▶ ASSIGNED TASK:
Count every line below that contains "günler", then state the total with no other output.

═════ RECORDS SHOWN

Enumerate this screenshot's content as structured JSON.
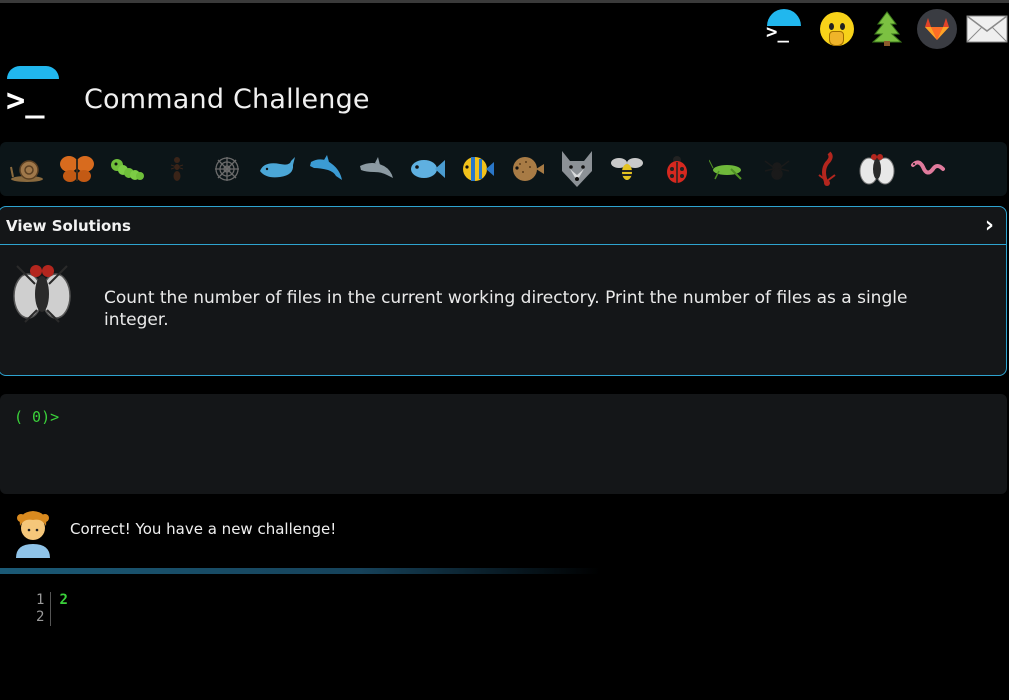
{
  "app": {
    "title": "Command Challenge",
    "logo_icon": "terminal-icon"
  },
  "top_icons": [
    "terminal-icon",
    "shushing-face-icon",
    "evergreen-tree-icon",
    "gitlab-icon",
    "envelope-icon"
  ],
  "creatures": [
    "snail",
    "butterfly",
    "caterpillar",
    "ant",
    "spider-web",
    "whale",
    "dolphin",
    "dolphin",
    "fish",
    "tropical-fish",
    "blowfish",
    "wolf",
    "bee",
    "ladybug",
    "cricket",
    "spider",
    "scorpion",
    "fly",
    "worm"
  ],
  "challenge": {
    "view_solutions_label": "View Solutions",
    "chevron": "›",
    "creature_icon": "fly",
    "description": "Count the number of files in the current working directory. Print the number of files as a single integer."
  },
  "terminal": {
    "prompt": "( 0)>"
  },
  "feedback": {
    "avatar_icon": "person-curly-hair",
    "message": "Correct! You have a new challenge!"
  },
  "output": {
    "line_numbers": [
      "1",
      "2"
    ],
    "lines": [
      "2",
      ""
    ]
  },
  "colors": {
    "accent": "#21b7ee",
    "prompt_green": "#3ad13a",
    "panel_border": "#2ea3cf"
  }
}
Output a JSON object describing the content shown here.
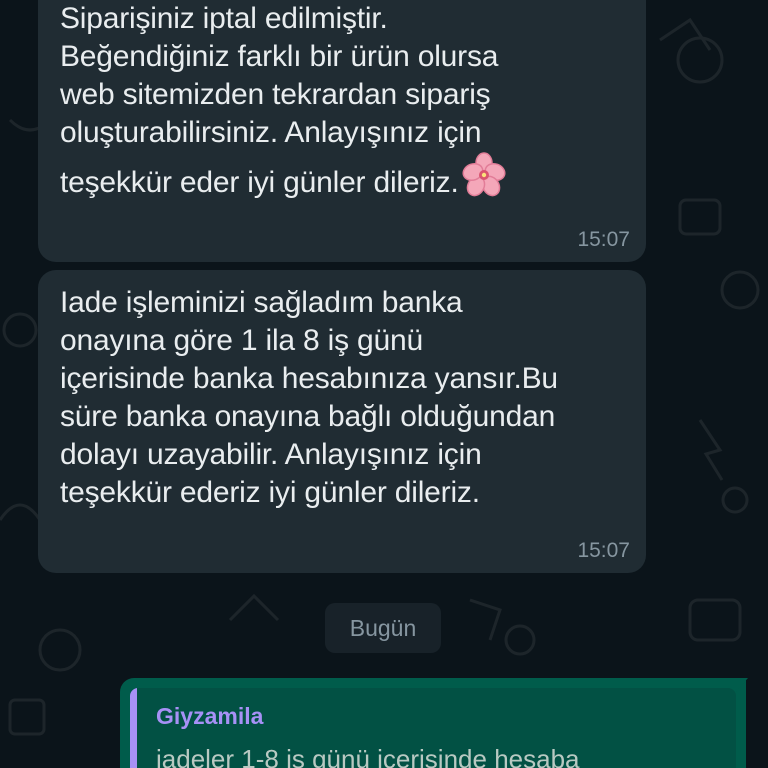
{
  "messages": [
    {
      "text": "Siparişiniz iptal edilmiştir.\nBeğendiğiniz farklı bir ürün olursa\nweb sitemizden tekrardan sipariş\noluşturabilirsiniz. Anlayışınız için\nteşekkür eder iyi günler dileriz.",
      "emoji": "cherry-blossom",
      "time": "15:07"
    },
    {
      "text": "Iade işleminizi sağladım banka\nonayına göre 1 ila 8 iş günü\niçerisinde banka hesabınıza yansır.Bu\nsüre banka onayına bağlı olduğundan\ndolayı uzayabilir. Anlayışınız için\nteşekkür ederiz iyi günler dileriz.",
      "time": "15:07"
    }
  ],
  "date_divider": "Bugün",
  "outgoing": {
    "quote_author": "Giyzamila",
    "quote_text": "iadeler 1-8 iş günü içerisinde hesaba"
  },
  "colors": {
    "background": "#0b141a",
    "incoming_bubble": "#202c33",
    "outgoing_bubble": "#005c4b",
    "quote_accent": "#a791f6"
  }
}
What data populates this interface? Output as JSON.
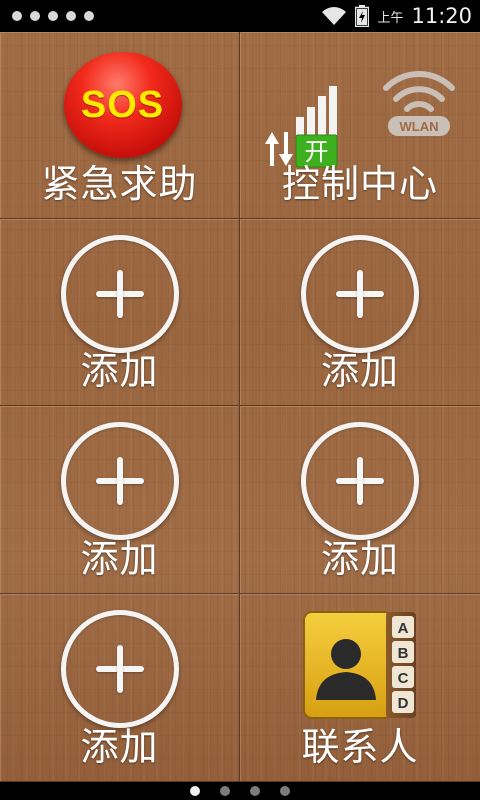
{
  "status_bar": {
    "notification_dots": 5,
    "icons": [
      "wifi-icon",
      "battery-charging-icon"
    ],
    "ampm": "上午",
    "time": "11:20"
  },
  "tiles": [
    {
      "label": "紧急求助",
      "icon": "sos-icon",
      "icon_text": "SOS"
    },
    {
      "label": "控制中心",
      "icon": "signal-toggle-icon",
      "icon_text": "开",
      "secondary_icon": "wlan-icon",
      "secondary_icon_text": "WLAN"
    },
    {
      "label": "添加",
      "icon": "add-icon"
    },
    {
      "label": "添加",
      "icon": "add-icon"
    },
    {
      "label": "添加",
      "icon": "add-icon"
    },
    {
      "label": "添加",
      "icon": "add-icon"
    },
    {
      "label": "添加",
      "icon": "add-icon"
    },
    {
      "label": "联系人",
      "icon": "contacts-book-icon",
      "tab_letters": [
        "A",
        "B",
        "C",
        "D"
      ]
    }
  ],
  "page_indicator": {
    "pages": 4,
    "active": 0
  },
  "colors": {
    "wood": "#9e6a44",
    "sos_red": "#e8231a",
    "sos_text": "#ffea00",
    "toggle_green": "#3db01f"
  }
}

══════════

▶ OUTPUT FOR THIS TASK:
2